SOURCE DATA:
★ ★ ★

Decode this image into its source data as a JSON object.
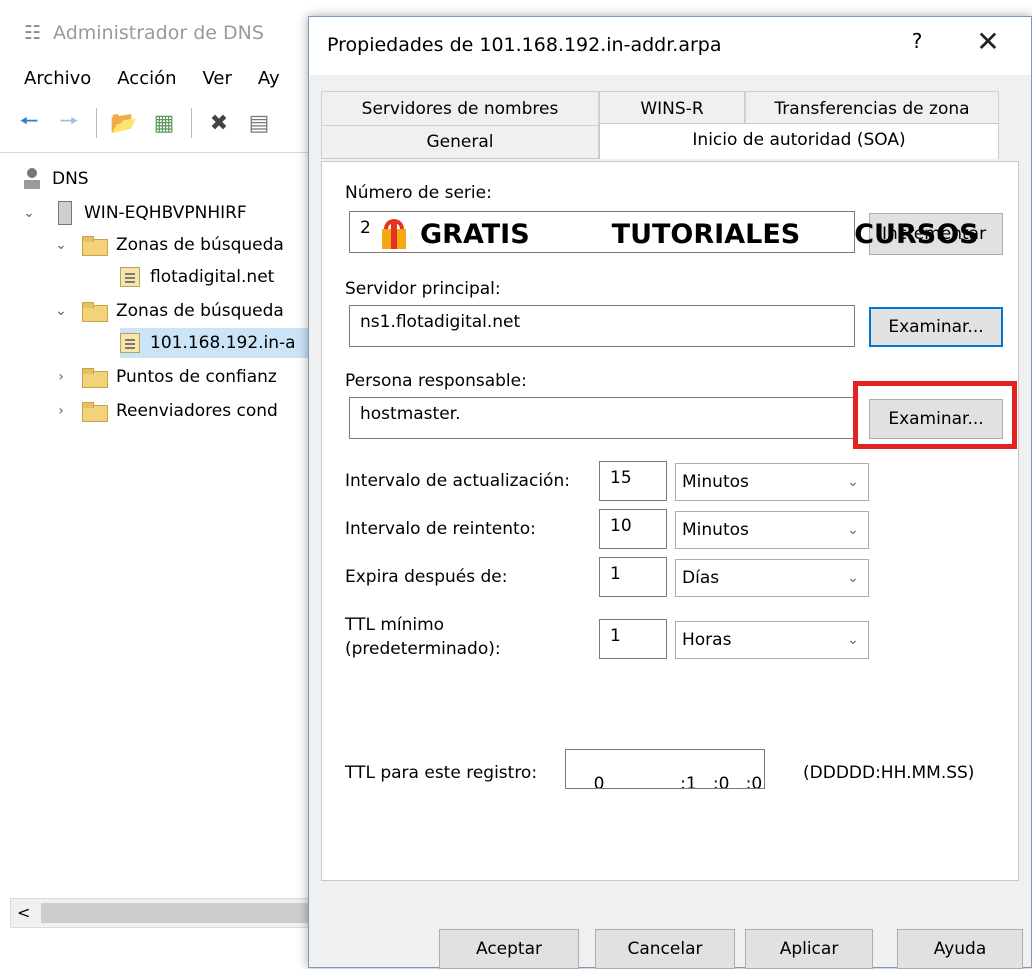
{
  "mmc": {
    "title": "Administrador de DNS",
    "menu": [
      "Archivo",
      "Acción",
      "Ver",
      "Ay"
    ],
    "tree": {
      "root": "DNS",
      "server": "WIN-EQHBVPNHIRF",
      "forward": "Zonas de búsqueda",
      "forward_child": "flotadigital.net",
      "reverse": "Zonas de búsqueda",
      "reverse_child": "101.168.192.in-a",
      "trust": "Puntos de confianz",
      "forwarders": "Reenviadores cond"
    },
    "scroll_left": "<"
  },
  "dialog": {
    "title": "Propiedades de 101.168.192.in-addr.arpa",
    "help": "?",
    "close": "✕",
    "tabs_back": [
      "Servidores de nombres",
      "WINS-R",
      "Transferencias de zona"
    ],
    "tabs_front": [
      "General",
      "Inicio de autoridad (SOA)"
    ],
    "serial_label": "Número de serie:",
    "serial_value": "2",
    "increment_button": "Incrementar",
    "primary_label": "Servidor principal:",
    "primary_value": "ns1.flotadigital.net",
    "browse1": "Examinar...",
    "responsible_label": "Persona responsable:",
    "responsible_value": "hostmaster.",
    "browse2": "Examinar...",
    "rows": [
      {
        "label": "Intervalo de actualización:",
        "value": "15",
        "unit": "Minutos"
      },
      {
        "label": "Intervalo de reintento:",
        "value": "10",
        "unit": "Minutos"
      },
      {
        "label": "Expira después de:",
        "value": "1",
        "unit": "Días"
      },
      {
        "label": "TTL mínimo\n(predeterminado):",
        "value": "1",
        "unit": "Horas"
      }
    ],
    "ttl_label": "TTL para este registro:",
    "ttl_value": "0              :1   :0   :0",
    "ttl_format": "(DDDDD:HH.MM.SS)",
    "buttons": [
      "Aceptar",
      "Cancelar",
      "Aplicar",
      "Ayuda"
    ]
  },
  "overlay": {
    "gratis": "GRATIS",
    "tutoriales": "TUTORIALES",
    "cursos": "CURSOS"
  }
}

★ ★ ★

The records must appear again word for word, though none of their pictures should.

ANSWER SPACE:
Decode this image into its source data as a JSON object.
{
  "mmc": {
    "title": "Administrador de DNS",
    "menu": [
      "Archivo",
      "Acción",
      "Ver",
      "Ay"
    ],
    "tree": {
      "root": "DNS",
      "server": "WIN-EQHBVPNHIRF",
      "forward": "Zonas de búsqueda",
      "forward_child": "flotadigital.net",
      "reverse": "Zonas de búsqueda",
      "reverse_child": "101.168.192.in-a",
      "trust": "Puntos de confianz",
      "forwarders": "Reenviadores cond"
    },
    "scroll_left": "<"
  },
  "dialog": {
    "title": "Propiedades de 101.168.192.in-addr.arpa",
    "help": "?",
    "close": "✕",
    "tabs_back": [
      "Servidores de nombres",
      "WINS-R",
      "Transferencias de zona"
    ],
    "tabs_front": [
      "General",
      "Inicio de autoridad (SOA)"
    ],
    "serial_label": "Número de serie:",
    "serial_value": "2",
    "increment_button": "Incrementar",
    "primary_label": "Servidor principal:",
    "primary_value": "ns1.flotadigital.net",
    "browse1": "Examinar...",
    "responsible_label": "Persona responsable:",
    "responsible_value": "hostmaster.",
    "browse2": "Examinar...",
    "rows": [
      {
        "label": "Intervalo de actualización:",
        "value": "15",
        "unit": "Minutos"
      },
      {
        "label": "Intervalo de reintento:",
        "value": "10",
        "unit": "Minutos"
      },
      {
        "label": "Expira después de:",
        "value": "1",
        "unit": "Días"
      },
      {
        "label": "TTL mínimo\n(predeterminado):",
        "value": "1",
        "unit": "Horas"
      }
    ],
    "ttl_label": "TTL para este registro:",
    "ttl_value": "0              :1   :0   :0",
    "ttl_format": "(DDDDD:HH.MM.SS)",
    "buttons": [
      "Aceptar",
      "Cancelar",
      "Aplicar",
      "Ayuda"
    ]
  },
  "overlay": {
    "gratis": "GRATIS",
    "tutoriales": "TUTORIALES",
    "cursos": "CURSOS"
  }
}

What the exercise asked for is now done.